What does ADD mean?
ADD is short for Attention Deficit Disorder or ADHD for Attention Deficit Hyperactivity Disorder. It’s also abbreviated as AD/HD. Occasionally ADD is used for the non-hyperactive form of the condition, but normally the terms are used interchangeably.
Although this tendency has a medical diagnosis, it could also be viewed as a form of “differently wired brain” that is characteristic of pioneering visionaries and risk-takers, who often need a detail-oriented business partner or assistant in order to thrive.
Some experts refer to ADT for “Attention Deficit Traits” which emerge only during times of extra stress and overwhelm.
What are the ADD qualities and challenges?
ADDers are highly creative, restless and get bored easily. Their brains need to be highly stimulated with all distractions filtered out in order to stay on track. Two archetypal examples are the absent-minded professor and a child who daydreams in class.
These particular neurological differences mean that it is very hard to concentrate on something that doesn’t feel interesting. Trying harder to “just do it” causes the part of the brain used for focusing to simply shut down.
Perhaps the biggest challenge faced by most entrepreneurs with ADD is in follow-through and completion. Once the time has come to take systematic action to fulfill an idea, they can lose touch with their creative flow and prefer to return to the excitement of visioning yet another idea.
Another typical challenge is learning how to delegate rather than avoid those tasks that don’t come as easily – such as bookkeeping or organizing the office.
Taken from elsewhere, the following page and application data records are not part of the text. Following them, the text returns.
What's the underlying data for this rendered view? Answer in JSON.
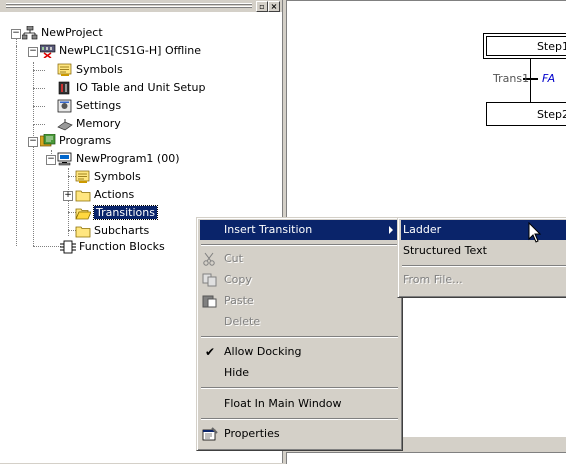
{
  "tree": {
    "project": "NewProject",
    "plc": "NewPLC1[CS1G-H] Offline",
    "symbols": "Symbols",
    "io_table": "IO Table and Unit Setup",
    "settings": "Settings",
    "memory": "Memory",
    "programs": "Programs",
    "program1": "NewProgram1 (00)",
    "prog_symbols": "Symbols",
    "actions": "Actions",
    "transitions": "Transitions",
    "subcharts": "Subcharts",
    "function_blocks": "Function Blocks"
  },
  "diagram": {
    "step1": "Step1",
    "trans1": "Trans1",
    "trans1_cond": "FA",
    "step2": "Step2"
  },
  "context_menu": {
    "insert_transition": "Insert Transition",
    "cut": "Cut",
    "copy": "Copy",
    "paste": "Paste",
    "delete": "Delete",
    "allow_docking": "Allow Docking",
    "hide": "Hide",
    "float_in_main_window": "Float In Main Window",
    "properties": "Properties"
  },
  "submenu": {
    "ladder": "Ladder",
    "structured_text": "Structured Text",
    "from_file": "From File..."
  },
  "colors": {
    "selection": "#0a246a",
    "face": "#d4d0c8",
    "disabled": "#808080",
    "condition_text": "#0000cc"
  }
}
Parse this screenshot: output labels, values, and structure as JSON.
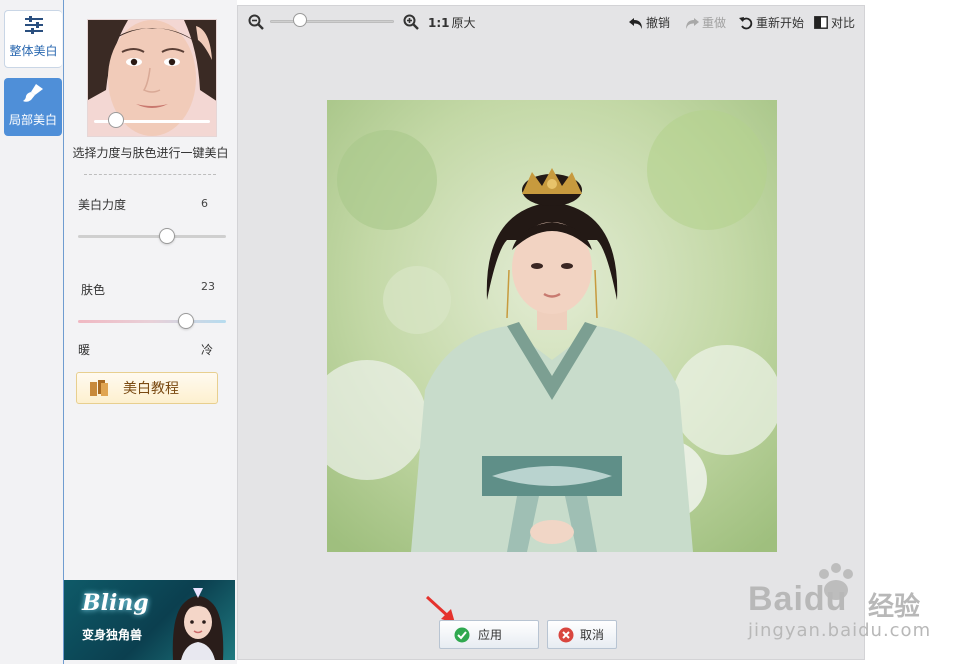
{
  "rail": {
    "tab_overall": "整体美白",
    "tab_local": "局部美白"
  },
  "panel": {
    "description": "选择力度与肤色进行一键美白",
    "strength_label": "美白力度",
    "strength_value": "6",
    "strength_level": 0.6,
    "tone_label": "肤色",
    "tone_value": "23",
    "tone_level": 0.73,
    "warm_label": "暖",
    "cool_label": "冷",
    "tutorial_button": "美白教程",
    "ad": {
      "title": "Bling",
      "subtitle": "变身独角兽"
    }
  },
  "toolbar": {
    "ratio_label": "1:1",
    "original_label": "原大",
    "undo": "撤销",
    "redo": "重做",
    "restart": "重新开始",
    "compare": "对比"
  },
  "actions": {
    "apply": "应用",
    "cancel": "取消"
  },
  "watermark": {
    "brand": "Baidu",
    "brand_cn": "经验",
    "url": "jingyan.baidu.com"
  },
  "colors": {
    "accent": "#4f8fd8",
    "apply_icon": "#2fa84f",
    "cancel_icon": "#d9463e",
    "arrow": "#e5322d"
  }
}
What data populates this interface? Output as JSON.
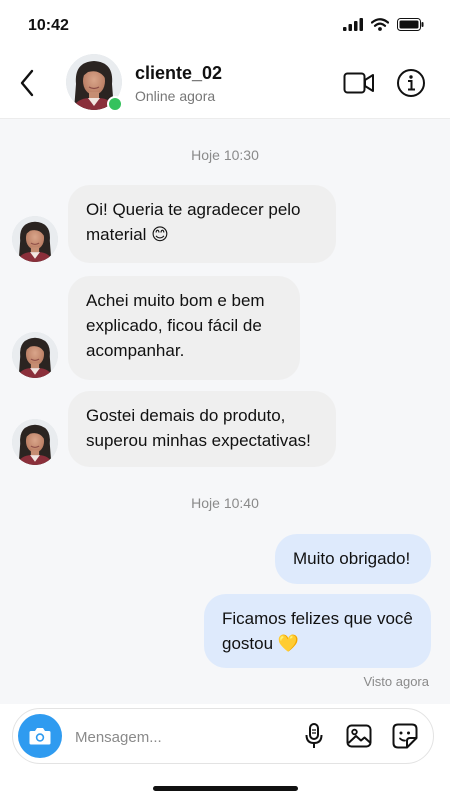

Doesn’t our western culture itself have ADD tendencies?
It’s true that modern culture itself has attributes of ADD, with the push toward fast-paced multi-tasking and sound bites. In both books recommended below, the authors propose that the higher rate of reported ADD in the United States (5 to 8 % of the population) could be due to the fact that it was founded by risk-taking pioneers.
The evidence indicates that the ADD condition is a combination of genetics and environment.
What are ADD strengths?
ADD strengths include a capacity for radically new thought and a passionate vitality that can inspire others. People with ADD thrive on adventure and complexity. They also have a paradoxical capacity to hyperfocus on a single mission or a single task if they find it intellectually stimulating.
How can I build on these strengths?
If you have ADD, it’s very important to use your strengths and to delegate those areas that require setting up systems and organizing details. Trying to force yourself to do work you find tedious will cause neurological shut-down.
Therefore, it is especially important to choose work that you love, or you will be at cross-purposes. Pick a mission that expresses your values, and with minimal paperwork and politics.
Experiment with ways to keep your brain stimulated while you are working. Consider playing music, pacing while you think, or even just standing at your desk. Set challenges for yourself. Take breaks and reserve time to totally let loose when you are done. Use organizational systems that are bright and colorful to the eyes.
Regular exercise stabilizes your brain chemistry and is very important. If possible, exercising right before you work on a critical project will bring you extra focus and clarity.
Get help from a partner, professional organizer or coach in setting up external structures to support your focus. Direct your capacity to hyperfocus toward positive uses. Don’t let to-do piles accumulate.
The most important thing you can do is to learn as much as you can about what conditions bring out the best in you, and to stop beating yourself up for not fitting into the standard mold. Celebrate your uniqueness, because you are in the company of such greats as Beethoven, Mozart, John Lennon, Winston Churchill, Lewis Carroll, Henry Ford, Isaac Newton, Albert Einstein, Thomas Edison, Leonardo da Vinci, Ernest Hemingway, Frank Lloyd Wright and Steven Spielberg.